Netflix is killin it and I continue to be bullish on their future. There’s one corner of the business I’m afraid they’re being just a little too pensive about: mobile.
This year, they’ve launched some of their first short-form programming and some new native portrait features in their mobile apps. But I’m afraid this won’t stop other mobile competitors — Google and Facebook — from locking them out of this critical piece of the entertainment pie. Now is the time for them to begin spending in the mobile content space and here’s how they should begin.
Why mobile is critical to Netflix
Let’s start with why Netflix should care.
There’s an obvious massive market of short form video consumption, well-proven by YouTube and Facebook. 34% of global internet video traffic is shortform. So, when Netflix says they’re competing with all forms of entertainment, this seems like an obvious adjacent area to pick up some additional engagement — whereas interactive, live and sports are much more of a moonshot.
But I think all of that frames this as a business expansion opportunity when I actually think this is a threat to Netflix’s stranglehold on the streaming market. Have a look at this graph, which explains the userflow of new subscribers to the service.
When this slide first broke, a lot of emphasis was put on the fact that after 6 months, 70% of Netflix subscribers were watching on a big TV. What stands out to me is that 10% are STILL watching on a mobile phone. Just 1 month in, more than 15% are still struggling to watch long form TV shows and movies on a tiny mobile screen. And right from the getgo, a full THIRD of Netflix’s new users start on a mobile device.
We are in a mobile world and who cares that people watch more content on their mobile phones — people TRANSACT more on their mobile phones. Enough people subscribe to Netflix straight through iOS that they’re trying to bypass Apple altogether — another sign of just how many folks sign up on mobile. Given that Netflix’s model is dependent on one giant transaction at the top of the funnel (their subscription), many more of their new customers are entering their ecosystem through mobile phones. And this user flows shows just how long it takes that mobile customer to begin finding big-screen-TV-type-value in their subscription. Were Netflix to actually provide valuable mobile content during that couple-month transition, they’d reduce churn among new users. (Still another strategy would be a freemium model of mobile-only content to lure users through the paywall when they realize the app’s value on another screen.)
What Netflix is already trying in mobile
Netflix is not completely blind to this. They’ve launched a few new short-form originals and mobile products this year. For those trying to reverse-engineer their mobile content strategy, here’s a recap of their short form content:
- The Comedy Lineup (15 minutes) – Mini stand-up comedy specials
- Explained (14-18 minutes) – Newsmagazine (Vox)
- Follow This (16-18 minutes) – Newsmagazine (Buzzfeed)
- Comedians in Cars Getting Coffee (12-25 minute) – Celebrity interviews with Jerry Seinfeld

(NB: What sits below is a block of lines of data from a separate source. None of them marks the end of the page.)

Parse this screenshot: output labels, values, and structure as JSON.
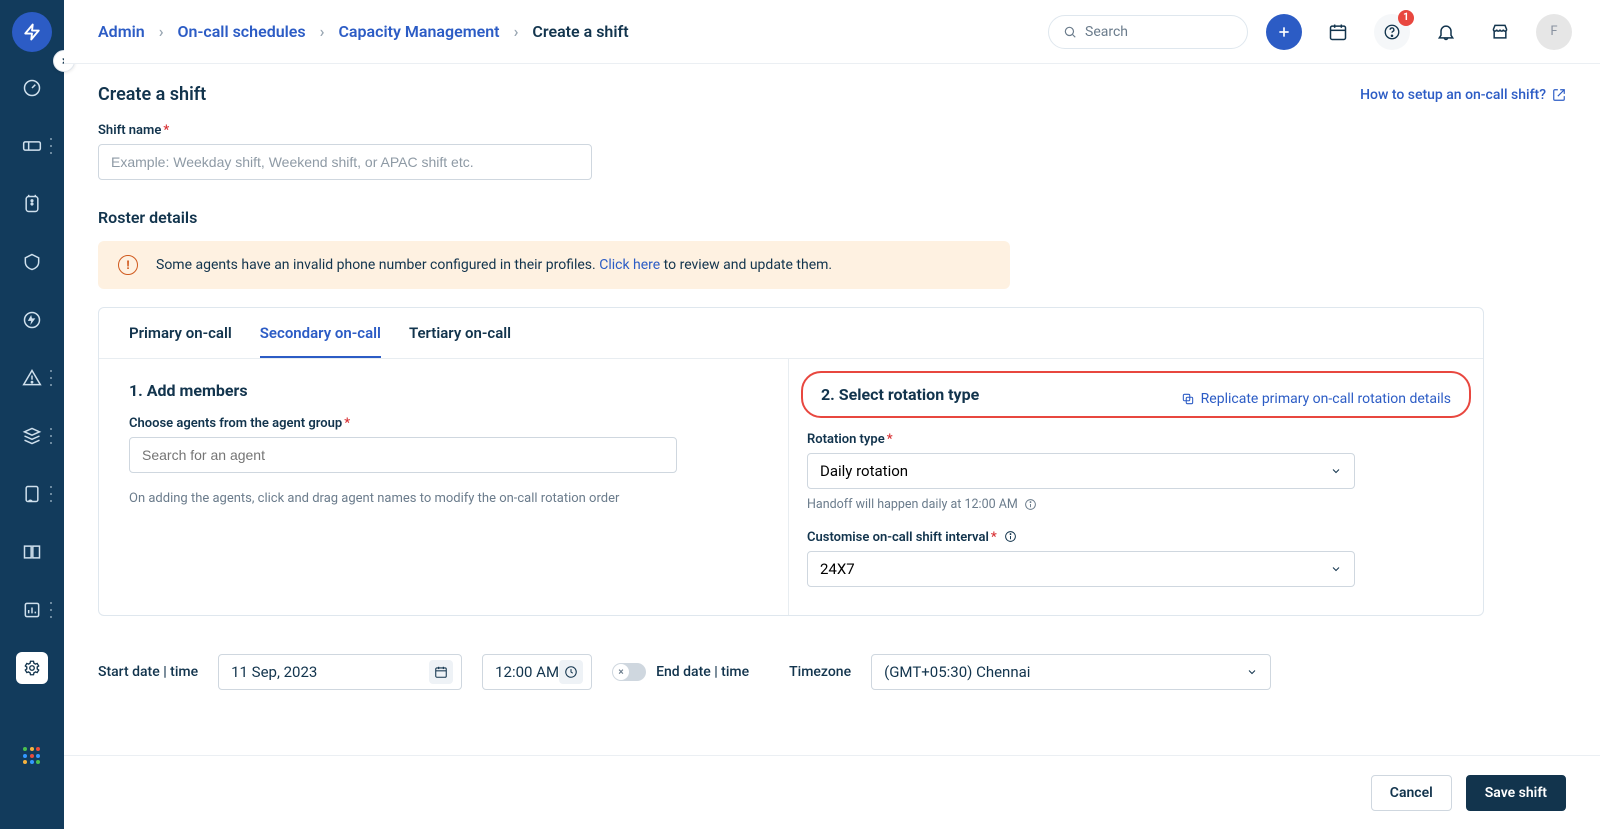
{
  "header": {
    "breadcrumb": [
      "Admin",
      "On-call schedules",
      "Capacity Management",
      "Create a shift"
    ],
    "search_placeholder": "Search",
    "notification_badge": "1",
    "avatar_initial": "F"
  },
  "page": {
    "title": "Create a shift",
    "help_link": "How to setup an on-call shift?"
  },
  "shift_name": {
    "label": "Shift name",
    "placeholder": "Example: Weekday shift, Weekend shift, or APAC shift etc.",
    "value": ""
  },
  "roster": {
    "title": "Roster details",
    "alert_prefix": "Some agents have an invalid phone number configured in their profiles. ",
    "alert_link": "Click here",
    "alert_suffix": " to review and update them."
  },
  "tabs": {
    "primary": "Primary on-call",
    "secondary": "Secondary on-call",
    "tertiary": "Tertiary on-call"
  },
  "add_members": {
    "title": "1. Add members",
    "choose_label": "Choose agents from the agent group",
    "search_placeholder": "Search for an agent",
    "hint": "On adding the agents, click and drag agent names to modify the on-call rotation order"
  },
  "rotation": {
    "title": "2. Select rotation type",
    "replicate_link": "Replicate primary on-call rotation details",
    "type_label": "Rotation type",
    "type_value": "Daily rotation",
    "handoff_hint": "Handoff will happen daily at 12:00 AM",
    "interval_label": "Customise on-call shift interval",
    "interval_value": "24X7"
  },
  "datetime": {
    "start_label": "Start date | time",
    "start_date": "11 Sep, 2023",
    "start_time": "12:00 AM",
    "end_label": "End date | time",
    "timezone_label": "Timezone",
    "timezone_value": "(GMT+05:30) Chennai"
  },
  "footer": {
    "cancel": "Cancel",
    "save": "Save shift"
  }
}
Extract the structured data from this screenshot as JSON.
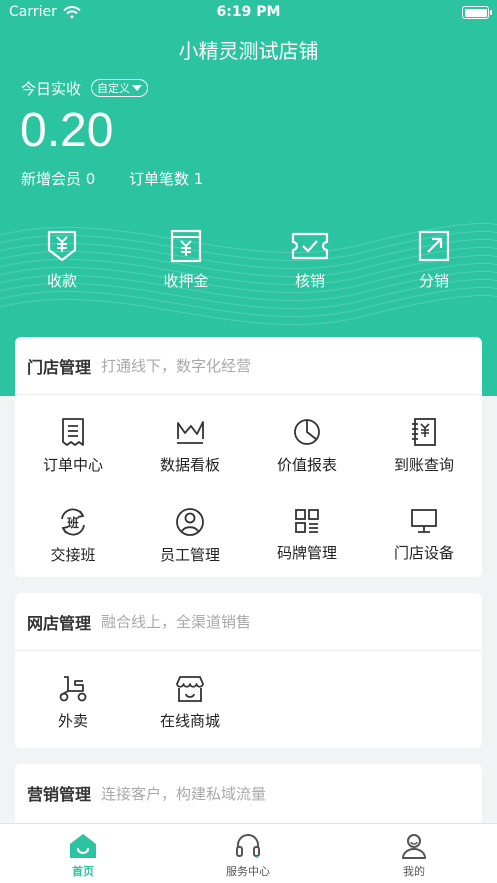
{
  "status_bar": {
    "carrier": "Carrier",
    "time": "6:19 PM"
  },
  "header": {
    "store_name": "小精灵测试店铺"
  },
  "summary": {
    "today_label": "今日实收",
    "custom_label": "自定义",
    "amount": "0.20",
    "new_members_label": "新增会员 0",
    "order_count_label": "订单笔数 1"
  },
  "quick_actions": [
    {
      "label": "收款",
      "icon": "payment-receipt-icon"
    },
    {
      "label": "收押金",
      "icon": "deposit-icon"
    },
    {
      "label": "核销",
      "icon": "ticket-verify-icon"
    },
    {
      "label": "分销",
      "icon": "share-arrow-icon"
    }
  ],
  "store_management": {
    "title": "门店管理",
    "subtitle": "打通线下，数字化经营",
    "items": [
      {
        "label": "订单中心",
        "icon": "order-list-icon"
      },
      {
        "label": "数据看板",
        "icon": "line-chart-icon"
      },
      {
        "label": "价值报表",
        "icon": "pie-chart-icon"
      },
      {
        "label": "到账查询",
        "icon": "yuan-notebook-icon"
      },
      {
        "label": "交接班",
        "icon": "shift-handover-icon"
      },
      {
        "label": "员工管理",
        "icon": "user-circle-icon"
      },
      {
        "label": "码牌管理",
        "icon": "qr-code-icon"
      },
      {
        "label": "门店设备",
        "icon": "monitor-icon"
      }
    ]
  },
  "online_store": {
    "title": "网店管理",
    "subtitle": "融合线上，全渠道销售",
    "items": [
      {
        "label": "外卖",
        "icon": "scooter-icon"
      },
      {
        "label": "在线商城",
        "icon": "storefront-icon"
      }
    ]
  },
  "marketing": {
    "title": "营销管理",
    "subtitle": "连接客户，构建私域流量"
  },
  "tabbar": {
    "items": [
      {
        "label": "首页",
        "icon": "home-icon",
        "active": true
      },
      {
        "label": "服务中心",
        "icon": "headset-icon",
        "active": false
      },
      {
        "label": "我的",
        "icon": "profile-icon",
        "active": false
      }
    ]
  },
  "colors": {
    "brand": "#2cc3a1",
    "background": "#f2f3f5",
    "muted_text": "#a9a9a9"
  }
}
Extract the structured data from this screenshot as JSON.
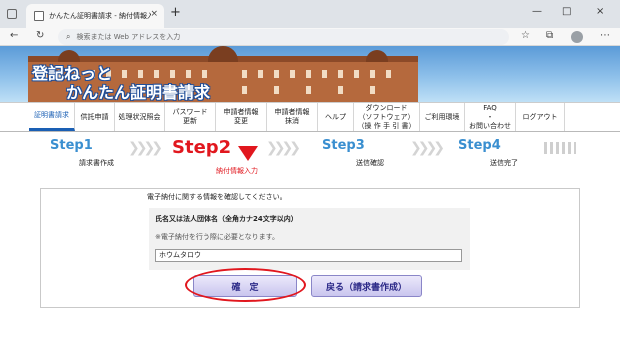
{
  "browser": {
    "tab_title": "かんたん証明書請求 - 納付情報入",
    "tab_close": "×",
    "new_tab": "+",
    "back": "←",
    "reload": "↻",
    "search_icon": "⌕",
    "address_placeholder": "検索または Web アドレスを入力",
    "window_min": "—",
    "window_max": "□",
    "window_close": "×",
    "menu_dots": "⋯"
  },
  "header": {
    "logo_line1": "登記ねっと",
    "logo_line2": "かんたん証明書請求"
  },
  "menu": [
    {
      "label": "証明書請求",
      "active": true
    },
    {
      "label": "供託申請",
      "active": false
    },
    {
      "label": "処理状況照会",
      "active": false
    },
    {
      "label": "パスワード\n更新",
      "active": false
    },
    {
      "label": "申請者情報\n変更",
      "active": false
    },
    {
      "label": "申請者情報\n抹消",
      "active": false
    },
    {
      "label": "ヘルプ",
      "active": false
    },
    {
      "label": "ダウンロード\n（ソフトウェア）\n（操 作 手 引 書）",
      "active": false
    },
    {
      "label": "ご利用環境",
      "active": false
    },
    {
      "label": "FAQ\n・\nお問い合わせ",
      "active": false
    },
    {
      "label": "ログアウト",
      "active": false
    }
  ],
  "steps": [
    {
      "title": "Step1",
      "label": "請求書作成",
      "current": false
    },
    {
      "title": "Step2",
      "label": "納付情報入力",
      "current": true
    },
    {
      "title": "Step3",
      "label": "送信確認",
      "current": false
    },
    {
      "title": "Step4",
      "label": "送信完了",
      "current": false
    }
  ],
  "chevrons": "❯❯❯❯",
  "form": {
    "intro": "電子納付に関する情報を確認してください。",
    "field_label": "氏名又は法人団体名（全角カナ24文字以内）",
    "field_note": "※電子納付を行う際に必要となります。",
    "field_value": "ホウムタロウ",
    "confirm_button": "確　定",
    "back_button": "戻る（請求書作成）"
  },
  "colors": {
    "step_blue": "#3a8fd0",
    "step_current": "#e1171e",
    "annotation_ring": "#e1171e",
    "button_text": "#2c2a88"
  }
}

- Marching Orders (12 minutes) – Docuseries
- Cooking on High (14 minutes) – Competition reality
In the scheme of Netflix’s $6 billion content spend, I’d call this an extremely modest beginning — it’s really just a test. It’s heavy on news and unscripted, there are no filmmakers, high-value talents or standout IPs. I estimate their 2018 spend on short form around $20MM at most. To make a meaningful move into mobile, they’ll need to spend 5-10x that.
How Netflix could form a mobile content strategy
It’s clear that Netflix needs to get into the mobile content game ASAP. But how? So many short form content platforms from go90 to Watchable have flamed out because of a lack of distribution.
Broadly, I’d approach this similarly to the rest of Netflix’s business:
- START FAST with a mountain of inexpensive mobile content that’s easy and fast to launch.
- PIVOT TO PREMIUM – Use the analytics gathered from starting fast to inform a mobile Originals strategy and finance exclusive new series.
Why this two-part strategy always works is the subject of a whole other blog post. But Netflix is in a unique position to build a war chest of start-fast mobile content at a low cost-per minute without sacrificing their premium values. Step one of fast/easy/quick mobile content — pretty obvious — is licensing. Now is a fantastic time to cheaply license premium mobile content. Every mobile content studio is clamoring to work with Netflix which earns them outrageous leverage. Plus, many of them were gifted back go90 or other mobile series that they have no place to distribute. The second source of start-fast content is probably less obvious: the content they already have. Netflix outright owns a lot of their shows and by getting creative, they’ll find a new life if they’re re-cut for a shorter runtime or carefully cropped for a vertical screen.
When audiences coalesce around their start-fast mobile content, they can decide where it makes sense to pivot to premium, maintain licenses or trim back.
In sum, I think mobile is a crucial growth area for Netflix and a place they have some natural competitive advantages. They could quickly turn a source of churn into a new source of revenue and expansion. I predict they’ll make some dedicated moves in this space but it’s going to take a larger commitment to realize the potential mobile content has in Netflix’s future.